Someday man will travel at the speed of light, of small interest to those of us still trying to catch up to the speed of time.” ~Robert Brault
Lately it seems as if Iâ€™ve swallowed summer in one big gulp, like the last swig of Long Island iced tea on a scorching afternoon. I wish I had more in my glass.
I turned forty-nine this month, and already Iâ€™m wondering how to make forty-nine last as long as I can possibly stretch it. I plan to age gracefully — no dragging my heels into my fifties. Iâ€™d like to become one of those plucky old women who wear purple and â€œlearn to spit,â€ as the Jenny Joseph poem goes.
But not so fast.
Recently, my son Nate and I were having a mock philosophical discussion about the velocity of time. He was anxious for the arrival of the new family car weâ€™d ordered, which had been delayed in production. To him, the days werenâ€™t accelerating fast enough; time was stalling like a faulty engine. Later he complained that summer break was ending too quickly.
His senior year of high school started last week, and Iâ€™m still trying to wrap my mind around that idea, too. Weâ€™ve been shopping for colleges since May, and applications will be mailed soon.
Just one more year.
Another mom, whose only child is my sonâ€™s age, also tastes the bittersweet tang in this last swig of summer. Our lives will change too, she reminds me, when high school ends.
This will be the last year we rush to nuke meals in time for play rehearsals and tennis games.
This will be the last year we quit work early to snag front-row seats at concerts and award banquets.
This will be the last year we snap photos of our kids in tuxedos and prom dresses. And the last year for school uniforms, bagged lunches, bake sales, teachersâ€™ luncheons, fund-raisers, permission slips, and field trips.
Of course, thereâ€™s the sweet ring of freedom in all of this, too. Donâ€™t think it hasnâ€™t occurred to every middle-aged parent who stands teary-eyed on the same threshold.
I chose to work at home when Nate was younger, combining freelance writing with Tiger Cubs and carpooling. Later on, I tried to stay involved in high school activities. Meanwhile, Iâ€™ve put a few dreams on hold, not to mention the career goals Iâ€™ve filed away. Iâ€™ve looked forward to the time when I can start my day without checking the school calendar.
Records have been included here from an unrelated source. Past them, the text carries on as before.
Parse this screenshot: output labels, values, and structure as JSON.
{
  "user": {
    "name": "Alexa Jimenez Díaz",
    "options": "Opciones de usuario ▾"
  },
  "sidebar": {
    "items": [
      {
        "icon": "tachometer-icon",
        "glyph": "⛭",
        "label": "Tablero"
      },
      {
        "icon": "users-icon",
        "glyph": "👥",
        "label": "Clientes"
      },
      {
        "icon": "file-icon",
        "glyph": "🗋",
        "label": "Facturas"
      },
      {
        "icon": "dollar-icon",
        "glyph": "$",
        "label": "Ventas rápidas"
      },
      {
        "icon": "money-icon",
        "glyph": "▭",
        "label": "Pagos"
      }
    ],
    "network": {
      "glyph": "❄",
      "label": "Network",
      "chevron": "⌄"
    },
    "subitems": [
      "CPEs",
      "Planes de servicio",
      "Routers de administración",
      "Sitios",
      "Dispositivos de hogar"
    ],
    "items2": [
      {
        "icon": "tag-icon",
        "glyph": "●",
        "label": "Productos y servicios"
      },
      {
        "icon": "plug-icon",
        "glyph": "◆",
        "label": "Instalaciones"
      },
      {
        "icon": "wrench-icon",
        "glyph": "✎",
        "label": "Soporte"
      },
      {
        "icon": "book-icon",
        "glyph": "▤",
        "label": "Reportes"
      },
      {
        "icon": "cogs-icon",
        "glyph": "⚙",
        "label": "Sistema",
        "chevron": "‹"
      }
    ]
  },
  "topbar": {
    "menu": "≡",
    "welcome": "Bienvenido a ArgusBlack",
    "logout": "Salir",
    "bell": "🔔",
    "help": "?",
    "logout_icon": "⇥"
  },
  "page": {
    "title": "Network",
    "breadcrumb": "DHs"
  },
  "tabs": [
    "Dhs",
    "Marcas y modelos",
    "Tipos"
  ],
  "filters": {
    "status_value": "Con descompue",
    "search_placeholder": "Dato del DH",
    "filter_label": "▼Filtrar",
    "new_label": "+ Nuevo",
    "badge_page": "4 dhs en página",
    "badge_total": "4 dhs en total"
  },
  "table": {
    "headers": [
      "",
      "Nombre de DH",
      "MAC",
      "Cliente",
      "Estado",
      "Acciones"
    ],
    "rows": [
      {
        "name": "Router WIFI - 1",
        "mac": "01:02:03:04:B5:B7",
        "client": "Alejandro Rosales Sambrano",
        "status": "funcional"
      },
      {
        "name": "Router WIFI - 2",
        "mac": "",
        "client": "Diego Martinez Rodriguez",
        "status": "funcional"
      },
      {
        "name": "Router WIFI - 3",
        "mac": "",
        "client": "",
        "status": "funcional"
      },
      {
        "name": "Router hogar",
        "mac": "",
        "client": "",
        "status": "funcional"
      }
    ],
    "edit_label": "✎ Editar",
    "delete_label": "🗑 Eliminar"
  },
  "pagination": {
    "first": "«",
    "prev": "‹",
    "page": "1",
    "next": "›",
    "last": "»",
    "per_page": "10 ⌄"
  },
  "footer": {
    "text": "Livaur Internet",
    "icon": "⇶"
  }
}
But Iâ€™ll miss other aspects of having a kid in school. Iâ€™ll miss the sense of community Iâ€™ve felt while comparing notes with other parents; Iâ€™ll miss all the Motherâ€™s Club meetings and school conferences. And Iâ€™ll miss the incomparable satisfaction I get every time I work on projects involving young people.
This hit me on the long ride home from the campus of the University of Notre Dame, which I toured earlier this month with Nate and three of his closest friends â€“ Andrea, Lauren, and Ryan. Though Iâ€™ve known these kids since they were small, it had been a while since weâ€™d spent so much quality time in my compact station wagon. Between long stretches of road construction, periodic rain showers, and the Bare Naked Ladies blaring on the CD player, I remembered how much Iâ€™ve enjoyed the easy laughter and awesome energy of these kids. And Iâ€™m excited about this next phase of their lives.
But whether they head for Notre Dame or Michigan State next fall, Iâ€™m going to miss them. A lot.
As we drove closer to suburban Detroit, my backseat crew quieted down. The sky cleared, and one of the richest sunsets Iâ€™d ever seen suddenly appeared in my rearview mirror. My right foot instinctively moved toward the brake pedal â€“ as if that would make it last a while longer. I didnâ€™t notice the cars tailing me on the expressway until Nate pointed out that I was driving like an old woman, way below the speed limit.
Just one more year. Pour it slowly, please. –Cindy La Ferle
This column was originally published in The Daily Tribune of Royal Oak and is included in my column collection,Â Writing Home, now available in print and Kindle editions.Â